Not every Darden factor supports the conclusion that Hill-Keyes was an independent contractor for SSA. However, on balance, it cannot be said that there was a genuine dispute of material fact on the issue. Particularly in light of the contract between the parties, the day-to-day control that Hill-Keyes had over her work schedule and work product, and the structure of Hill-Keyes's compensation and its tax treatment, the Commissioner showed that Hill-Keyes was an independent contractor for SSA. Because Hill-Keyes lacked the requisite employment relation with SSA to recover on her Title VII and Rehabilitation Act claims,4 we conclude that the District Court properly granted summary judgment in favor of the Commissioner. Accordingly, we will affirm the District Court's judgment.

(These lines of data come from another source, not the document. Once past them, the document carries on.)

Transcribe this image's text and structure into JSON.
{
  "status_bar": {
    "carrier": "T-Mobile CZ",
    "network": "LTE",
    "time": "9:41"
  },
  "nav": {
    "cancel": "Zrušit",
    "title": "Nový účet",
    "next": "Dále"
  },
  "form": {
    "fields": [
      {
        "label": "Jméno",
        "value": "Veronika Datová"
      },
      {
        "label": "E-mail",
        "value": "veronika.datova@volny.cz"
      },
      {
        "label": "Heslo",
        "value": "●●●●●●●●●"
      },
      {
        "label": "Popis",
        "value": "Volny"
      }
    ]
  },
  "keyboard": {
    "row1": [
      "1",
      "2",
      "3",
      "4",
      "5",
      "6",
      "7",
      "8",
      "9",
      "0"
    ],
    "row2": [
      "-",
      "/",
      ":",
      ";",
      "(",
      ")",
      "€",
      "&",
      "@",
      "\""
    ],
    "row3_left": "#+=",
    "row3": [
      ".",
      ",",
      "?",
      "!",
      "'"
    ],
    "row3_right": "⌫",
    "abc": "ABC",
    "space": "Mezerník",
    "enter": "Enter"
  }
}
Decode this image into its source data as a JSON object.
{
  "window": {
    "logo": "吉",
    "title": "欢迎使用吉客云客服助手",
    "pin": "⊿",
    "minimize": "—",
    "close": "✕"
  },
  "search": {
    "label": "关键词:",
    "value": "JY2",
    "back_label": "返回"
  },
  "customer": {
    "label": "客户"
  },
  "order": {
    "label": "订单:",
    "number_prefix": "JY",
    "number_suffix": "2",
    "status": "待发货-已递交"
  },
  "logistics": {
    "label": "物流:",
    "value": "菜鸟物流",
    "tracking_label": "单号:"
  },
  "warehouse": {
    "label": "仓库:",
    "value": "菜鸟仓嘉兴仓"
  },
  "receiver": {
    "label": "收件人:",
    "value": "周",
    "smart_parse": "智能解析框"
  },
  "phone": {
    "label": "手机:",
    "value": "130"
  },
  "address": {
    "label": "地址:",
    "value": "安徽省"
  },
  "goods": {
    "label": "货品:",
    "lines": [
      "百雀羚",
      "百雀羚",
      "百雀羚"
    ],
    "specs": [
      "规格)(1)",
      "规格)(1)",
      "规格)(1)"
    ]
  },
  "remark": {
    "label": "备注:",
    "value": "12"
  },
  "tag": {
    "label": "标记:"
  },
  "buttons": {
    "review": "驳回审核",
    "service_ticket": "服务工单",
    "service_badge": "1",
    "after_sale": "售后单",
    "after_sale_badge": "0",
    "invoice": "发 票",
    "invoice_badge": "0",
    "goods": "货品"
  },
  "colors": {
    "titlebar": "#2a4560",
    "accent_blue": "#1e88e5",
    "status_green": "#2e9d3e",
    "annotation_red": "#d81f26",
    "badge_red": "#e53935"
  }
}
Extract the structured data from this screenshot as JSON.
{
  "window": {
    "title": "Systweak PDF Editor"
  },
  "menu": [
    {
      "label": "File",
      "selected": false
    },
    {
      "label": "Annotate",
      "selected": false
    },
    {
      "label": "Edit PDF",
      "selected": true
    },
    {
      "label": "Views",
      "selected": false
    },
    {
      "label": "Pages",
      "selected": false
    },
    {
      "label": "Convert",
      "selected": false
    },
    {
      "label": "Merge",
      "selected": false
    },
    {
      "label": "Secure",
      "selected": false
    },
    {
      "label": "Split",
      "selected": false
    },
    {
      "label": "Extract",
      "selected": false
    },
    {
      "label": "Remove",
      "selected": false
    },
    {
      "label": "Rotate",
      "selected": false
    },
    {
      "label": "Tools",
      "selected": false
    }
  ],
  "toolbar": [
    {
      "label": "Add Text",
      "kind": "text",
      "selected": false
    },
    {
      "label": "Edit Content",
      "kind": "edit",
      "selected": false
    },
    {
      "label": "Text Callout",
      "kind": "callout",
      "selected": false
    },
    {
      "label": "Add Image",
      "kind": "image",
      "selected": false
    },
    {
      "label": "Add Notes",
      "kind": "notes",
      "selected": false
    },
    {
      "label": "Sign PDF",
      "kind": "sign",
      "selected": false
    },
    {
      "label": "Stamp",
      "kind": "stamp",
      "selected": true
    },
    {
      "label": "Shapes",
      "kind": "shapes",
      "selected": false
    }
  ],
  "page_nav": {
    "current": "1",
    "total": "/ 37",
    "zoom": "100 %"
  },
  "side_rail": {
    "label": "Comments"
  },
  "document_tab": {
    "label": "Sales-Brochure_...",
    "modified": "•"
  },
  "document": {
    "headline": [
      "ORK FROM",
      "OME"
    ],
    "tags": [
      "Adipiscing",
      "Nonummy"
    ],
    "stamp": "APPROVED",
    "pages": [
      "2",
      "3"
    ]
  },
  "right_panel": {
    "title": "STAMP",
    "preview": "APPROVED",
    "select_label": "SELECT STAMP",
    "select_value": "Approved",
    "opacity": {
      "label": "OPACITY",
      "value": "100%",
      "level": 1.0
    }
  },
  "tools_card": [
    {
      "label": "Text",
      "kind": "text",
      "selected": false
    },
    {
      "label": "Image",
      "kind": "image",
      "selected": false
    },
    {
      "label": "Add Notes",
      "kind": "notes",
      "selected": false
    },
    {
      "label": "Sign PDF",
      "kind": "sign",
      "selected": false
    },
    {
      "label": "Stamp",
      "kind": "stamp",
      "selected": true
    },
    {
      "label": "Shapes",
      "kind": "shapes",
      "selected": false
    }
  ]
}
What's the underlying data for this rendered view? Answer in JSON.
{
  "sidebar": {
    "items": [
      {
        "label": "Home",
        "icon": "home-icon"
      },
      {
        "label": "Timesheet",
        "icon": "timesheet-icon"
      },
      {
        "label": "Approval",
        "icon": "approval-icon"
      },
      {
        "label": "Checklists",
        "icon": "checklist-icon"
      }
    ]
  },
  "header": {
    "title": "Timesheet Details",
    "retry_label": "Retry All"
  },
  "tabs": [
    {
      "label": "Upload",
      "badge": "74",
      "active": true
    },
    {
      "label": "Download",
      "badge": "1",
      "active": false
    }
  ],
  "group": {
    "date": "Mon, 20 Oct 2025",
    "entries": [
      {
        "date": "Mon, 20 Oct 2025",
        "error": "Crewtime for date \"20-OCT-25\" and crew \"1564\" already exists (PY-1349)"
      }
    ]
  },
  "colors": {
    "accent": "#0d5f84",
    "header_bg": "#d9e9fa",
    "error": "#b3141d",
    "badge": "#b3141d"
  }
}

1. After this appeal was first briefed, the District Court docketed its opinion (previously, only its judgment appeared on the docket). We then allowed Hill-Keyes to file a supplemental brief. She filed a supplement and hundreds of pages of exhibits, all of which we have reviewed. She complains, however, that the District Court's failure to immediately docket its opinion “denied [her] the right to review [it] with Counsel.” Supplemental Brief at 10. We note that she was not precluded from discussing the opinion with counsel on its issuance. And, as she states, she did consult with counsel about the District Court's bare ruling previously.
2. On appeal, Hill-Keyes also raises some arguments for the first time, including the issue that the SSA somehow violated EEOC protocols by directing her to report her complaint to SSA's Central Contracting Office. We do not consider issues that were not raised below. DIRECTV Inc. v. Seijas, 508 F.3d 123, 125 n.1 (3d Cir. 2007) (“It is well established that arguments not raised before the District Court are waived on appeal.”)
3. Her claim of direct assignment may not be reconcilable with SSA statements that SSA did not assign cases to Strategic HR, LLC, or Hill-Keyes, and that Hill-Keyes could choose cases from an automated computer system. Also in dispute is whether her work was part of SSA's regular business because it was part of the assessment of requests for benefits or separate from its regular business because case reviews were provided through contracts under the BPA. However, as noted above, no one factor is decisive.
4. On appeal, Hill-Keyes does not appear to raise the § 504 Rehabilitation Act claim she included in her response to the Commissioner's renewed motion for summary judgment. Nonetheless, if we were to consider it, we would conclude that the District Court did not err in rejecting it. Even assuming arguendo that she could bring such a claim as an independent contractor and without exhausting it before the EEOC, the cases she cited in the District Court do not support her recovery under § 504 in these circumstances.